I think I must have too much time on my hands - anything to keep from doing something actually productive, right? Anyway... The light blue square is the car and the lines coming off of it are the sensor paths, which turn red when triggered. Here the car is just about to make a right turn. The green squares are the registered obstacles of the overworld map. Moving obstacles are an unimplemented but highly plausible possiblity.
Sept 10, 2009
Finally found my camera - just in time to take a few pictures before I take the thing apart.
- Sensor positions are causing the car to clip most obstacles with the front tires.
- Need to get the space in front of the tires into the sensor paths.
- If the sensors were to be angled slightly outward this would help this issue and also keep the car from just following along the walls, which unintentionally ended up being the default behavior, but it might then require a third sensor in the middle to avoid thinner stuff coming up dead-on.
- Just moving the sensors out and maybe back a little would help greatly without needing a third sensor, but then wall-following stays the norm.
- I suspected and the simulator proved (to me at least) that even if the design was working perfectly (not clipping stuff with the tires) the programmed behavior is boring.
- Maybe a random turn every now and then?
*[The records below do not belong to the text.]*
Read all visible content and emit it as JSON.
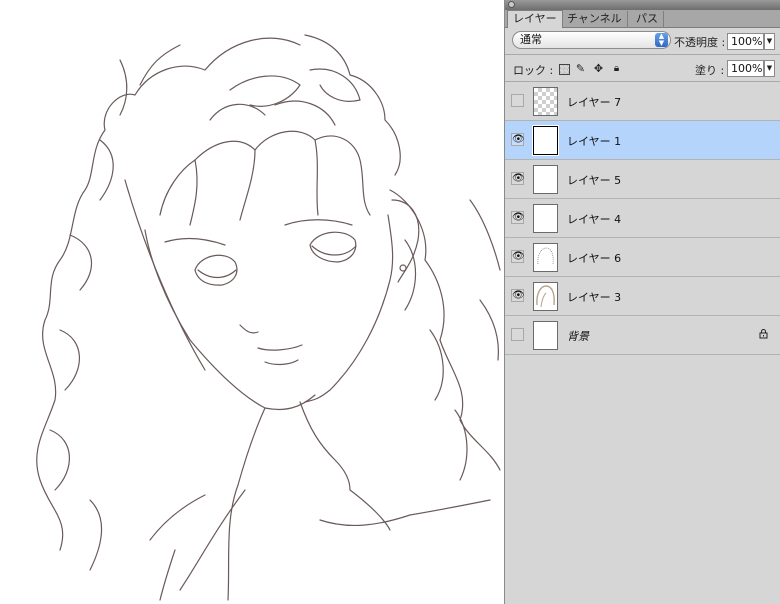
{
  "tabs": [
    {
      "label": "レイヤー",
      "active": true
    },
    {
      "label": "チャンネル",
      "active": false
    },
    {
      "label": "パス",
      "active": false
    }
  ],
  "blend": {
    "mode": "通常",
    "opacity_label": "不透明度 :",
    "opacity_value": "100%"
  },
  "lock": {
    "label": "ロック :",
    "icons": [
      "transparent-lock-icon",
      "brush-lock-icon",
      "move-lock-icon",
      "all-lock-icon"
    ]
  },
  "fill": {
    "label": "塗り :",
    "value": "100%"
  },
  "layers": [
    {
      "name": "レイヤー 7",
      "visible": false,
      "selected": false,
      "thumb": "checker"
    },
    {
      "name": "レイヤー 1",
      "visible": true,
      "selected": true,
      "thumb": "white"
    },
    {
      "name": "レイヤー 5",
      "visible": true,
      "selected": false,
      "thumb": "white"
    },
    {
      "name": "レイヤー 4",
      "visible": true,
      "selected": false,
      "thumb": "white"
    },
    {
      "name": "レイヤー 6",
      "visible": true,
      "selected": false,
      "thumb": "sketch"
    },
    {
      "name": "レイヤー 3",
      "visible": true,
      "selected": false,
      "thumb": "hair"
    },
    {
      "name": "背景",
      "visible": false,
      "selected": false,
      "thumb": "white",
      "locked": true
    }
  ],
  "colors": {
    "panel_bg": "#d6d6d6",
    "selected_row": "#b5d4fc",
    "line_art": "#6a5a5a"
  }
}
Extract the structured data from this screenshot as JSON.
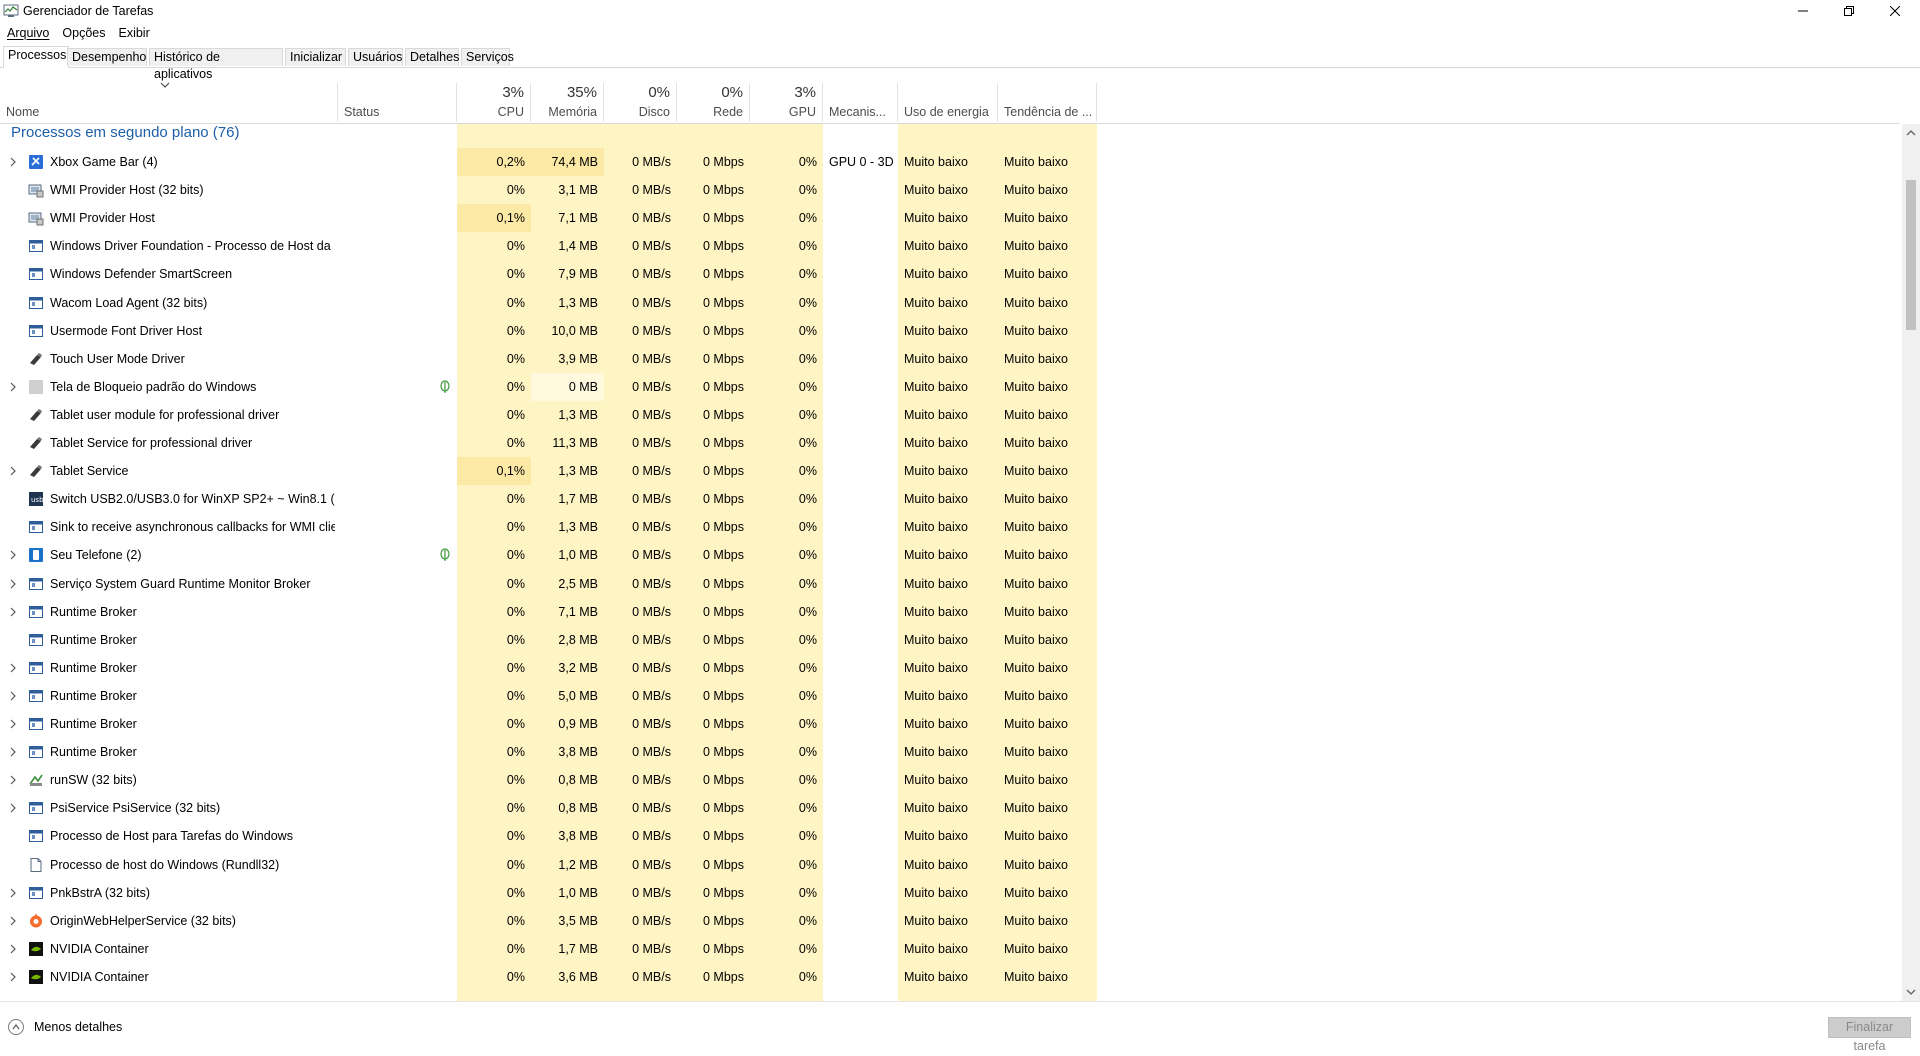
{
  "window": {
    "title": "Gerenciador de Tarefas"
  },
  "menu": {
    "items": [
      "Arquivo",
      "Opções",
      "Exibir"
    ]
  },
  "tabs": [
    {
      "label": "Processos",
      "active": true
    },
    {
      "label": "Desempenho",
      "active": false
    },
    {
      "label": "Histórico de aplicativos",
      "active": false
    },
    {
      "label": "Inicializar",
      "active": false
    },
    {
      "label": "Usuários",
      "active": false
    },
    {
      "label": "Detalhes",
      "active": false
    },
    {
      "label": "Serviços",
      "active": false
    }
  ],
  "columns": {
    "name": {
      "label": "Nome"
    },
    "status": {
      "label": "Status"
    },
    "cpu": {
      "label": "CPU",
      "pct": "3%"
    },
    "memory": {
      "label": "Memória",
      "pct": "35%"
    },
    "disk": {
      "label": "Disco",
      "pct": "0%"
    },
    "network": {
      "label": "Rede",
      "pct": "0%"
    },
    "gpu": {
      "label": "GPU",
      "pct": "3%"
    },
    "gpu_engine": {
      "label": "Mecanis..."
    },
    "power": {
      "label": "Uso de energia"
    },
    "power_trend": {
      "label": "Tendência de ..."
    }
  },
  "group": {
    "title": "Processos em segundo plano (76)"
  },
  "colors": {
    "heat_light": "#fff4c4",
    "heat_medium": "#fde9a6",
    "group_title": "#1e5fa8",
    "suspended_leaf": "#3c9a3c"
  },
  "processes": [
    {
      "name": "Xbox Game Bar (4)",
      "icon": "xbox-game-bar-icon",
      "expand": true,
      "leaf": false,
      "cpu": "0,2%",
      "mem": "74,4 MB",
      "disk": "0 MB/s",
      "net": "0 Mbps",
      "gpu": "0%",
      "engine": "GPU 0 - 3D",
      "power": "Muito baixo",
      "trend": "Muito baixo",
      "cpu_hot": true,
      "mem_hot": true
    },
    {
      "name": "WMI Provider Host (32 bits)",
      "icon": "wmi-host-icon",
      "expand": false,
      "leaf": false,
      "cpu": "0%",
      "mem": "3,1 MB",
      "disk": "0 MB/s",
      "net": "0 Mbps",
      "gpu": "0%",
      "engine": "",
      "power": "Muito baixo",
      "trend": "Muito baixo",
      "cpu_hot": false,
      "mem_hot": false
    },
    {
      "name": "WMI Provider Host",
      "icon": "wmi-host-icon",
      "expand": false,
      "leaf": false,
      "cpu": "0,1%",
      "mem": "7,1 MB",
      "disk": "0 MB/s",
      "net": "0 Mbps",
      "gpu": "0%",
      "engine": "",
      "power": "Muito baixo",
      "trend": "Muito baixo",
      "cpu_hot": true,
      "mem_hot": false
    },
    {
      "name": "Windows Driver Foundation - Processo de Host da ...",
      "icon": "window-app-icon",
      "expand": false,
      "leaf": false,
      "cpu": "0%",
      "mem": "1,4 MB",
      "disk": "0 MB/s",
      "net": "0 Mbps",
      "gpu": "0%",
      "engine": "",
      "power": "Muito baixo",
      "trend": "Muito baixo",
      "cpu_hot": false,
      "mem_hot": false
    },
    {
      "name": "Windows Defender SmartScreen",
      "icon": "window-app-icon",
      "expand": false,
      "leaf": false,
      "cpu": "0%",
      "mem": "7,9 MB",
      "disk": "0 MB/s",
      "net": "0 Mbps",
      "gpu": "0%",
      "engine": "",
      "power": "Muito baixo",
      "trend": "Muito baixo",
      "cpu_hot": false,
      "mem_hot": false
    },
    {
      "name": "Wacom Load Agent (32 bits)",
      "icon": "window-app-icon",
      "expand": false,
      "leaf": false,
      "cpu": "0%",
      "mem": "1,3 MB",
      "disk": "0 MB/s",
      "net": "0 Mbps",
      "gpu": "0%",
      "engine": "",
      "power": "Muito baixo",
      "trend": "Muito baixo",
      "cpu_hot": false,
      "mem_hot": false
    },
    {
      "name": "Usermode Font Driver Host",
      "icon": "window-app-icon",
      "expand": false,
      "leaf": false,
      "cpu": "0%",
      "mem": "10,0 MB",
      "disk": "0 MB/s",
      "net": "0 Mbps",
      "gpu": "0%",
      "engine": "",
      "power": "Muito baixo",
      "trend": "Muito baixo",
      "cpu_hot": false,
      "mem_hot": false
    },
    {
      "name": "Touch User Mode Driver",
      "icon": "pen-tablet-icon",
      "expand": false,
      "leaf": false,
      "cpu": "0%",
      "mem": "3,9 MB",
      "disk": "0 MB/s",
      "net": "0 Mbps",
      "gpu": "0%",
      "engine": "",
      "power": "Muito baixo",
      "trend": "Muito baixo",
      "cpu_hot": false,
      "mem_hot": false
    },
    {
      "name": "Tela de Bloqueio padrão do Windows",
      "icon": "lockscreen-icon",
      "expand": true,
      "leaf": true,
      "cpu": "0%",
      "mem": "0 MB",
      "disk": "0 MB/s",
      "net": "0 Mbps",
      "gpu": "0%",
      "engine": "",
      "power": "Muito baixo",
      "trend": "Muito baixo",
      "cpu_hot": false,
      "mem_hot": false,
      "mem_cold": true
    },
    {
      "name": "Tablet user module for professional driver",
      "icon": "pen-tablet-icon",
      "expand": false,
      "leaf": false,
      "cpu": "0%",
      "mem": "1,3 MB",
      "disk": "0 MB/s",
      "net": "0 Mbps",
      "gpu": "0%",
      "engine": "",
      "power": "Muito baixo",
      "trend": "Muito baixo",
      "cpu_hot": false,
      "mem_hot": false
    },
    {
      "name": "Tablet Service for professional driver",
      "icon": "pen-tablet-icon",
      "expand": false,
      "leaf": false,
      "cpu": "0%",
      "mem": "11,3 MB",
      "disk": "0 MB/s",
      "net": "0 Mbps",
      "gpu": "0%",
      "engine": "",
      "power": "Muito baixo",
      "trend": "Muito baixo",
      "cpu_hot": false,
      "mem_hot": false
    },
    {
      "name": "Tablet Service",
      "icon": "pen-tablet-icon",
      "expand": true,
      "leaf": false,
      "cpu": "0,1%",
      "mem": "1,3 MB",
      "disk": "0 MB/s",
      "net": "0 Mbps",
      "gpu": "0%",
      "engine": "",
      "power": "Muito baixo",
      "trend": "Muito baixo",
      "cpu_hot": true,
      "mem_hot": false
    },
    {
      "name": "Switch USB2.0/USB3.0 for WinXP SP2+ ~ Win8.1 (32...",
      "icon": "usb-switch-icon",
      "expand": false,
      "leaf": false,
      "cpu": "0%",
      "mem": "1,7 MB",
      "disk": "0 MB/s",
      "net": "0 Mbps",
      "gpu": "0%",
      "engine": "",
      "power": "Muito baixo",
      "trend": "Muito baixo",
      "cpu_hot": false,
      "mem_hot": false
    },
    {
      "name": "Sink to receive asynchronous callbacks for WMI clie...",
      "icon": "window-app-icon",
      "expand": false,
      "leaf": false,
      "cpu": "0%",
      "mem": "1,3 MB",
      "disk": "0 MB/s",
      "net": "0 Mbps",
      "gpu": "0%",
      "engine": "",
      "power": "Muito baixo",
      "trend": "Muito baixo",
      "cpu_hot": false,
      "mem_hot": false
    },
    {
      "name": "Seu Telefone (2)",
      "icon": "your-phone-icon",
      "expand": true,
      "leaf": true,
      "cpu": "0%",
      "mem": "1,0 MB",
      "disk": "0 MB/s",
      "net": "0 Mbps",
      "gpu": "0%",
      "engine": "",
      "power": "Muito baixo",
      "trend": "Muito baixo",
      "cpu_hot": false,
      "mem_hot": false
    },
    {
      "name": "Serviço System Guard Runtime Monitor Broker",
      "icon": "window-app-icon",
      "expand": true,
      "leaf": false,
      "cpu": "0%",
      "mem": "2,5 MB",
      "disk": "0 MB/s",
      "net": "0 Mbps",
      "gpu": "0%",
      "engine": "",
      "power": "Muito baixo",
      "trend": "Muito baixo",
      "cpu_hot": false,
      "mem_hot": false
    },
    {
      "name": "Runtime Broker",
      "icon": "window-app-icon",
      "expand": true,
      "leaf": false,
      "cpu": "0%",
      "mem": "7,1 MB",
      "disk": "0 MB/s",
      "net": "0 Mbps",
      "gpu": "0%",
      "engine": "",
      "power": "Muito baixo",
      "trend": "Muito baixo",
      "cpu_hot": false,
      "mem_hot": false
    },
    {
      "name": "Runtime Broker",
      "icon": "window-app-icon",
      "expand": false,
      "leaf": false,
      "cpu": "0%",
      "mem": "2,8 MB",
      "disk": "0 MB/s",
      "net": "0 Mbps",
      "gpu": "0%",
      "engine": "",
      "power": "Muito baixo",
      "trend": "Muito baixo",
      "cpu_hot": false,
      "mem_hot": false
    },
    {
      "name": "Runtime Broker",
      "icon": "window-app-icon",
      "expand": true,
      "leaf": false,
      "cpu": "0%",
      "mem": "3,2 MB",
      "disk": "0 MB/s",
      "net": "0 Mbps",
      "gpu": "0%",
      "engine": "",
      "power": "Muito baixo",
      "trend": "Muito baixo",
      "cpu_hot": false,
      "mem_hot": false
    },
    {
      "name": "Runtime Broker",
      "icon": "window-app-icon",
      "expand": true,
      "leaf": false,
      "cpu": "0%",
      "mem": "5,0 MB",
      "disk": "0 MB/s",
      "net": "0 Mbps",
      "gpu": "0%",
      "engine": "",
      "power": "Muito baixo",
      "trend": "Muito baixo",
      "cpu_hot": false,
      "mem_hot": false
    },
    {
      "name": "Runtime Broker",
      "icon": "window-app-icon",
      "expand": true,
      "leaf": false,
      "cpu": "0%",
      "mem": "0,9 MB",
      "disk": "0 MB/s",
      "net": "0 Mbps",
      "gpu": "0%",
      "engine": "",
      "power": "Muito baixo",
      "trend": "Muito baixo",
      "cpu_hot": false,
      "mem_hot": false
    },
    {
      "name": "Runtime Broker",
      "icon": "window-app-icon",
      "expand": true,
      "leaf": false,
      "cpu": "0%",
      "mem": "3,8 MB",
      "disk": "0 MB/s",
      "net": "0 Mbps",
      "gpu": "0%",
      "engine": "",
      "power": "Muito baixo",
      "trend": "Muito baixo",
      "cpu_hot": false,
      "mem_hot": false
    },
    {
      "name": "runSW (32 bits)",
      "icon": "runsw-icon",
      "expand": true,
      "leaf": false,
      "cpu": "0%",
      "mem": "0,8 MB",
      "disk": "0 MB/s",
      "net": "0 Mbps",
      "gpu": "0%",
      "engine": "",
      "power": "Muito baixo",
      "trend": "Muito baixo",
      "cpu_hot": false,
      "mem_hot": false
    },
    {
      "name": "PsiService PsiService (32 bits)",
      "icon": "window-app-icon",
      "expand": true,
      "leaf": false,
      "cpu": "0%",
      "mem": "0,8 MB",
      "disk": "0 MB/s",
      "net": "0 Mbps",
      "gpu": "0%",
      "engine": "",
      "power": "Muito baixo",
      "trend": "Muito baixo",
      "cpu_hot": false,
      "mem_hot": false
    },
    {
      "name": "Processo de Host para Tarefas do Windows",
      "icon": "window-app-icon",
      "expand": false,
      "leaf": false,
      "cpu": "0%",
      "mem": "3,8 MB",
      "disk": "0 MB/s",
      "net": "0 Mbps",
      "gpu": "0%",
      "engine": "",
      "power": "Muito baixo",
      "trend": "Muito baixo",
      "cpu_hot": false,
      "mem_hot": false
    },
    {
      "name": "Processo de host do Windows (Rundll32)",
      "icon": "document-icon",
      "expand": false,
      "leaf": false,
      "cpu": "0%",
      "mem": "1,2 MB",
      "disk": "0 MB/s",
      "net": "0 Mbps",
      "gpu": "0%",
      "engine": "",
      "power": "Muito baixo",
      "trend": "Muito baixo",
      "cpu_hot": false,
      "mem_hot": false
    },
    {
      "name": "PnkBstrA (32 bits)",
      "icon": "window-app-icon",
      "expand": true,
      "leaf": false,
      "cpu": "0%",
      "mem": "1,0 MB",
      "disk": "0 MB/s",
      "net": "0 Mbps",
      "gpu": "0%",
      "engine": "",
      "power": "Muito baixo",
      "trend": "Muito baixo",
      "cpu_hot": false,
      "mem_hot": false
    },
    {
      "name": "OriginWebHelperService (32 bits)",
      "icon": "origin-icon",
      "expand": true,
      "leaf": false,
      "cpu": "0%",
      "mem": "3,5 MB",
      "disk": "0 MB/s",
      "net": "0 Mbps",
      "gpu": "0%",
      "engine": "",
      "power": "Muito baixo",
      "trend": "Muito baixo",
      "cpu_hot": false,
      "mem_hot": false
    },
    {
      "name": "NVIDIA Container",
      "icon": "nvidia-icon",
      "expand": true,
      "leaf": false,
      "cpu": "0%",
      "mem": "1,7 MB",
      "disk": "0 MB/s",
      "net": "0 Mbps",
      "gpu": "0%",
      "engine": "",
      "power": "Muito baixo",
      "trend": "Muito baixo",
      "cpu_hot": false,
      "mem_hot": false
    },
    {
      "name": "NVIDIA Container",
      "icon": "nvidia-icon",
      "expand": true,
      "leaf": false,
      "cpu": "0%",
      "mem": "3,6 MB",
      "disk": "0 MB/s",
      "net": "0 Mbps",
      "gpu": "0%",
      "engine": "",
      "power": "Muito baixo",
      "trend": "Muito baixo",
      "cpu_hot": false,
      "mem_hot": false
    }
  ],
  "footer": {
    "less_details": "Menos detalhes",
    "end_task": "Finalizar tarefa"
  }
}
This would probably require more than the discrete logic control it's currently using.
- Perhaps the problem is one of motivation (the car's, not mine). It feels like it needs a better goal than just "don't hit stuff." Here we would definitely start needing a smarter control system.